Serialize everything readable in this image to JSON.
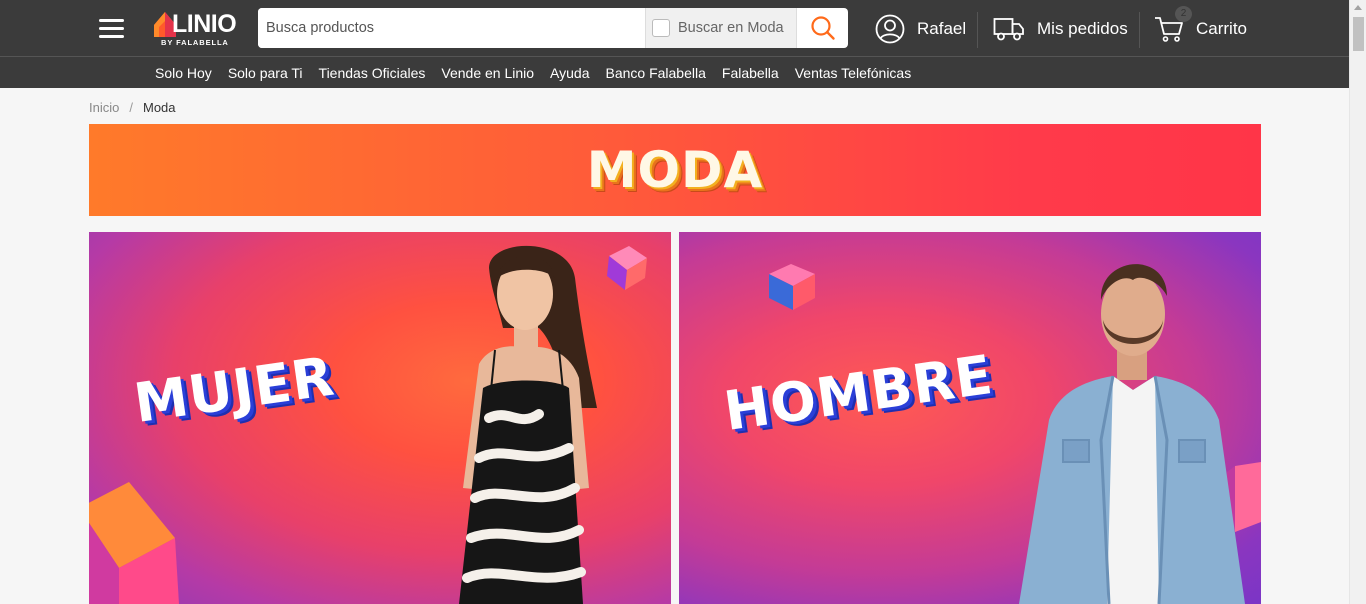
{
  "header": {
    "logo_word": "LINIO",
    "logo_sub": "BY FALABELLA",
    "search_placeholder": "Busca productos",
    "search_scope_label": "Buscar en Moda",
    "user_name": "Rafael",
    "orders_label": "Mis pedidos",
    "cart_label": "Carrito",
    "cart_count": "2"
  },
  "subnav": {
    "items": [
      "Solo Hoy",
      "Solo para Ti",
      "Tiendas Oficiales",
      "Vende en Linio",
      "Ayuda",
      "Banco Falabella",
      "Falabella",
      "Ventas Telefónicas"
    ]
  },
  "breadcrumb": {
    "home": "Inicio",
    "separator": "/",
    "current": "Moda"
  },
  "banner": {
    "title": "MODA"
  },
  "categories": [
    {
      "label": "MUJER"
    },
    {
      "label": "HOMBRE"
    }
  ],
  "colors": {
    "header_bg": "#3b3b3b",
    "accent_orange": "#ff6a2a",
    "banner_red": "#ff3548",
    "label_shadow_blue": "#2a3fd8"
  },
  "icons": {
    "menu": "hamburger-icon",
    "search": "search-icon",
    "user": "user-circle-icon",
    "orders": "truck-icon",
    "cart": "cart-icon"
  }
}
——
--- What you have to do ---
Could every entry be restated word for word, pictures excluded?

--- Your solution ---
Serialize everything readable in this image to JSON.
{
  "header": {
    "logo_word": "LINIO",
    "logo_sub": "BY FALABELLA",
    "search_placeholder": "Busca productos",
    "search_scope_label": "Buscar en Moda",
    "user_name": "Rafael",
    "orders_label": "Mis pedidos",
    "cart_label": "Carrito",
    "cart_count": "2"
  },
  "subnav": {
    "items": [
      "Solo Hoy",
      "Solo para Ti",
      "Tiendas Oficiales",
      "Vende en Linio",
      "Ayuda",
      "Banco Falabella",
      "Falabella",
      "Ventas Telefónicas"
    ]
  },
  "breadcrumb": {
    "home": "Inicio",
    "separator": "/",
    "current": "Moda"
  },
  "banner": {
    "title": "MODA"
  },
  "categories": [
    {
      "label": "MUJER"
    },
    {
      "label": "HOMBRE"
    }
  ],
  "colors": {
    "header_bg": "#3b3b3b",
    "accent_orange": "#ff6a2a",
    "banner_red": "#ff3548",
    "label_shadow_blue": "#2a3fd8"
  },
  "icons": {
    "menu": "hamburger-icon",
    "search": "search-icon",
    "user": "user-circle-icon",
    "orders": "truck-icon",
    "cart": "cart-icon"
  }
}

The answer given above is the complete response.